Among other things, he told me he'd like to use Thriving Neighborhood Challenge money to put down new blacktop for the basketball court, clean up the overgrown four-square court, install picnic benches, plant flowers and purchase new playground equipment.
These aren't all his ideas — Outlaw told me he surveyed neighborhood children, who told him what they wanted to see in the park.
The first round of Thriving Neighborhood Challenge grants, awarded last winter, invested $250,000 in a dozen projects proposed by neighborhood groups and residents. The goal was to get people who live in Schenectady to pitch their ideas for improving life in the city and help bring them to fruition.
What made the Thriving Neighborhood Challenge project so compelling was its ability to produce tangible results.
The awards have already altered the city landscape, be it through a new splash pad in Woodlawn Park or the colorful rainbow pride art sculpture in Gateway Plaza, among other things.
The second round of awards will hopefully build on the success of the Thriving Neighborhood Challenge, while also attracting a more diverse pool of applicants.
Robert Carreau, the executive director of The Schenectady Foundation, told me that one of the organization's main objectives this time around is to fund a "youth-driven project" — something the organization failed to do in the first round of funding, due to a dearth of proposals.

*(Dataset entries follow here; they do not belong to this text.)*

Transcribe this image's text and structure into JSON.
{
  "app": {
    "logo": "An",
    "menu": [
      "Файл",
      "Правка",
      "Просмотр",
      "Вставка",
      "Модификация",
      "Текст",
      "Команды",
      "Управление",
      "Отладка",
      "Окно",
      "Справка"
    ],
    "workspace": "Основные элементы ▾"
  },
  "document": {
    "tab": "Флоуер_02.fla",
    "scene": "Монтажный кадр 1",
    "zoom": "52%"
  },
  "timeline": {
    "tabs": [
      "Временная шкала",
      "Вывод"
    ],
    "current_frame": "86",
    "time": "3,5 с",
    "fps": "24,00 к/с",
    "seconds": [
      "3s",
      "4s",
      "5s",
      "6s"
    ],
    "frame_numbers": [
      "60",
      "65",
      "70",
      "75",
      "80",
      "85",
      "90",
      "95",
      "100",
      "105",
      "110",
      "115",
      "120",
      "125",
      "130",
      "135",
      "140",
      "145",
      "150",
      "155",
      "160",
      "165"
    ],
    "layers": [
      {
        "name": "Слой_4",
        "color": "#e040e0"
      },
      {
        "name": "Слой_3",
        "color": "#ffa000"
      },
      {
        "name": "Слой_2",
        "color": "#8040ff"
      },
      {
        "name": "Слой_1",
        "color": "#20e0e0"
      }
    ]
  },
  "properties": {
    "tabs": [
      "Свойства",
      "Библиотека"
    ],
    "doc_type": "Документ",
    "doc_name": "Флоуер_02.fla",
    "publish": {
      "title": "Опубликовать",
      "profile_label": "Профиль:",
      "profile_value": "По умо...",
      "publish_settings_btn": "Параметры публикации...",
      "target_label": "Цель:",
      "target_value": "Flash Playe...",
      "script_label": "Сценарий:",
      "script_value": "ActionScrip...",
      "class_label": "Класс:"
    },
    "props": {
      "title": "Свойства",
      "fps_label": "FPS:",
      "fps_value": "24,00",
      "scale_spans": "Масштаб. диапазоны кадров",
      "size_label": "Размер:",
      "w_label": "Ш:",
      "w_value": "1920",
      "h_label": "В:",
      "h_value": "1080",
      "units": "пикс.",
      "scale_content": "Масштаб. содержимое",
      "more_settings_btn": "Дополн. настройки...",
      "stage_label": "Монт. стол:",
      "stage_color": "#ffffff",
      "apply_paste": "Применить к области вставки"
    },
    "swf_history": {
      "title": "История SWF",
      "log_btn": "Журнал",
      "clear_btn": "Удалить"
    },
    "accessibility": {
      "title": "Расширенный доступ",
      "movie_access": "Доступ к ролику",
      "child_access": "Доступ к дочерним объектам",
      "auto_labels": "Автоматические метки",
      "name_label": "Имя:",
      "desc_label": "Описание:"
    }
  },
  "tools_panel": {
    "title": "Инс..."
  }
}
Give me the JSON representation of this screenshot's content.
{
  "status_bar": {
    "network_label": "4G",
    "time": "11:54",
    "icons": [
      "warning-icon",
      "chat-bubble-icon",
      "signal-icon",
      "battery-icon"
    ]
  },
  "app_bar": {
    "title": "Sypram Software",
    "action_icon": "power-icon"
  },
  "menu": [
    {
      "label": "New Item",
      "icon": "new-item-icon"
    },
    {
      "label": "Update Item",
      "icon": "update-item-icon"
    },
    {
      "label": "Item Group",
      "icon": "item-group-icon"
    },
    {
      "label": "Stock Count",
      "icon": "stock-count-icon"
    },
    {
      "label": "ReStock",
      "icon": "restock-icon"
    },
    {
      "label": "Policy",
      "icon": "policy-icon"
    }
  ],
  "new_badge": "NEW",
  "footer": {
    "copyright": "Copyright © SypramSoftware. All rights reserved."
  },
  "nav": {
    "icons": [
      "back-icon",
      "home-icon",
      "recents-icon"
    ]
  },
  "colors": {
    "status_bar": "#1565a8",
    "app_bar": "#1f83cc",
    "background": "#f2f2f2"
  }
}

"We've done more outreach to prompt more applications for youth-driven proposals," Carreau said. "We need to engage youth in where the city is going. We need to engage them in coming up with their own ideas."
With any luck, this round of the Thriving Neighborhood Challenge initiative will yield an exciting youth-driven project.
One possible candidate might be Outlaw's park-improvement proposal, which he's named "Jaylen's Park," after his 6-year-old son.
Located at the intersection of Landon and Woodside terraces, the park could use some love. It has some nice amenities but the broken benches, worn blacktop and garbage that's been dumped there send a troubling message of neglect.
"I've found tires here, old clothes, scooters, bikes, an old ATV," said Outlaw, who works with at-risk youth at Mont Pleasant Middle School through SUNY Schenectady's Liberty Partnerships Program.
The park hasn't been well cared for, but Outlaw believes this can change, and that people who live nearby can be entrusted to maintain the park.
"We all have something to contribute," Outlaw said. "We can get the youth of the neighborhood to help take care of this park. They'll see the park become something to be proud of in their neighborhood."
One of the goals of the Thriving Neighborhoods Challenge initiative was to get residents to imagine a better Schenectady and develop projects that make their dreams a reality.
And it's clearly succeeded, as Outlaw's enthusiasm for reviving the park near his home can attest.
With any luck, the second round of Thriving Neighborhood Challenge grants will bring bigger and better projects, and make the city a more beautiful and interesting place.
The Schenectady Foundation is hosting several informational meetings on the Thriving Neighborhoods Challenge. They are scheduled for Sept. 25 at 6 p.m. at the Mont Pleasant branch of the Schenectady County Public Library; Oct. 2 at 5:30 p.m. at the Bornt branch of the SCPL; and Oct. 10 at 5:30 p.m. at the main branch of the SCPL.
Reach Sara Foss at [email protected]